First of all, we’re not in El Niño yet. The National Oceanic and Atmospheric Association (NOAA) has to declare an El Niño based on observed conditions, and they haven’t been observed yet. However, many climatologists are predicting an El Niño to be declared later this year, and the effects of the oceanic temperatures are already being felt. Last week the federal Climate Prediction Center released a monthly report giving an El Niño event a two-in-three chance of developing.
If you live in a hurricane zone, you can breathe a sigh of relief. The weather patterns sparked by El Niño typically subdue hurricane forces in the Atlantic, leading to a below average hurricane season. The polar vortex probably won’t be back this winter. And California may have some wet months ahead to quench its drought (but with storms come mudslides in California). However, unless this El Niño is intense, which is looking increasingly unlikely, it probably will not bring enough rain to completely alleviate the drought conditions.
On the other hand, if you’re in the Pacific hurricane zone (Mexico and Central America – which means me, in Nicaragua) get your go-bag ready. El Niño can make for more and stronger Pacific storms. The Midwest also better dust the cobwebs out its storm cellars. There is a correlation between tornadic activity and El Niño.
So what does this all mean for economic activity in the latter part of this year and 2015?
Crop yields and livestock production will probably drop in 2015 as a result of the changes in weather patterns, which will drive up prices and put a minor dent in GDP. Adverse effects on crops in Southeast Asia could also drive up prices on foodstuffs like palm oil, which is already feeling the pinch from Ebola. However, more significantly, the warmer weather through the winter could be a boon for consumer spending (no one goes out and does stuff or buys stuff when it’s snowing, as we saw this last winter, but during mild winters GDP usually gets a healthy boost). Ironically, Japan is monitoring for the opposite effect. The coming seasons could be unseasonably mild and wet, dampening consumer spending.
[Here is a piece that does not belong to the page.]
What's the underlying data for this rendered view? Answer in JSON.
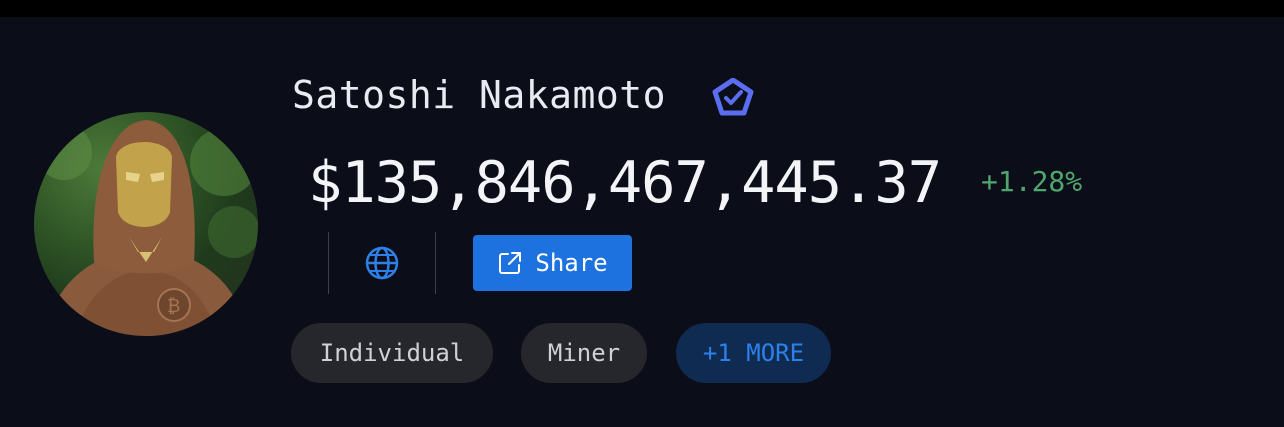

Agricultural production is a relatively small portion of the US economic output, so the effects of El Niño could be quite muted in America (of course the wildcard is freak storms, severe droughts, or other unanticipated effects that have dynamic effects of the economy). However, in many countries around the world – in fact, in most countries around the world, agriculture is a much larger component of economic output. Nicaraguan farmers are already struggling with a slow rainy season, and hot weather in the mountains could be contributing to the spread of “coffee rust,” a disease that affects coffee plants and is spreading through Nicaragua and other parts of Central America. Since agriculture is such a large part of the Nicaraguan economy, the impacts of El Niño could be far more serious down here. Plus, American farmers have crop insurance at their disposal to insulate themselves from the effects of a poor harvest. Most Nicaraguan farmers have no such recourses and their personal well-being and that of their families’ could be seriously harmed by adverse El Niño effects.